From the Contributor
A history of the State of Franklin, an attempt to create a state in East Tennessee between 1784 and 1789.
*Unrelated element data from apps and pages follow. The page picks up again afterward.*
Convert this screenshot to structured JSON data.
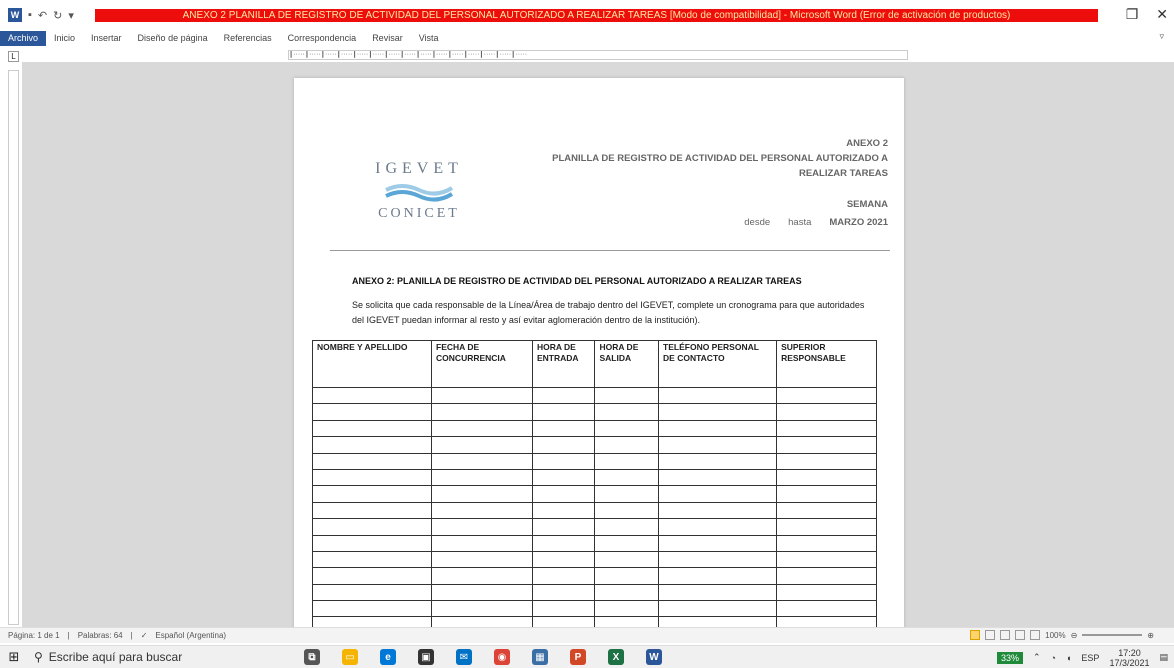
{
  "titlebar": {
    "title": "ANEXO 2 PLANILLA DE REGISTRO DE ACTIVIDAD DEL PERSONAL AUTORIZADO A REALIZAR TAREAS [Modo de compatibilidad] - Microsoft Word (Error de activación de productos)",
    "app_icon": "W",
    "accent": "#ee0d0d"
  },
  "ribbon": {
    "tabs": [
      "Archivo",
      "Inicio",
      "Insertar",
      "Diseño de página",
      "Referencias",
      "Correspondencia",
      "Revisar",
      "Vista"
    ]
  },
  "ruler": {
    "corner": "L"
  },
  "document": {
    "header": {
      "logo_top": "IGEVET",
      "logo_bottom": "CONICET",
      "annex": "ANEXO 2",
      "title_line1": "PLANILLA DE REGISTRO DE ACTIVIDAD DEL PERSONAL AUTORIZADO A",
      "title_line2": "REALIZAR TAREAS",
      "week": "SEMANA",
      "from": "desde",
      "to": "hasta",
      "month": "MARZO 2021"
    },
    "body_title": "ANEXO 2: PLANILLA DE REGISTRO DE ACTIVIDAD DEL PERSONAL AUTORIZADO A REALIZAR TAREAS",
    "paragraph": "Se solicita que cada responsable de la Línea/Área de trabajo dentro del IGEVET, complete un cronograma para que autoridades del IGEVET puedan informar al resto y así evitar aglomeración dentro de la institución).",
    "table": {
      "headers": [
        "NOMBRE Y APELLIDO",
        "FECHA DE CONCURRENCIA",
        "HORA DE ENTRADA",
        "HORA DE SALIDA",
        "TELÉFONO PERSONAL DE CONTACTO",
        "SUPERIOR RESPONSABLE"
      ]
    }
  },
  "statusbar": {
    "page": "Página: 1 de 1",
    "words": "Palabras: 64",
    "language": "Español (Argentina)",
    "zoom": "100%"
  },
  "taskbar": {
    "search_placeholder": "Escribe aquí para buscar",
    "battery": "33%",
    "lang": "ESP",
    "time": "17:20",
    "date": "17/3/2021"
  }
}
When North Carolina ceded her western lands (now Tennessee) to the Congress of the Confederation in 1784, the people west of the mountains were left without a government, especially since Congress were in no hurry to accept the cession. To provide order, justice, and security, local leaders formed the State of Franklin and attempted to become an equal member of the United States. North Carolina changed her mind about the land cession shortly after it was made, but by this point the State of Franklin already existed. For over four years the Franklinites would assert their independence by selling public lands, establishing courts, waging war, engaging in international diplomacy, and eventually devolving into civil war between the Franklinites and the Carolina loyalists. Although Franklin failed as a new state movement, it, and other (sometimes more successful) attempts to form new states on the American frontier, was one of the driving forces behind the creation of the United States Constitution and the formation of a strong federal republic.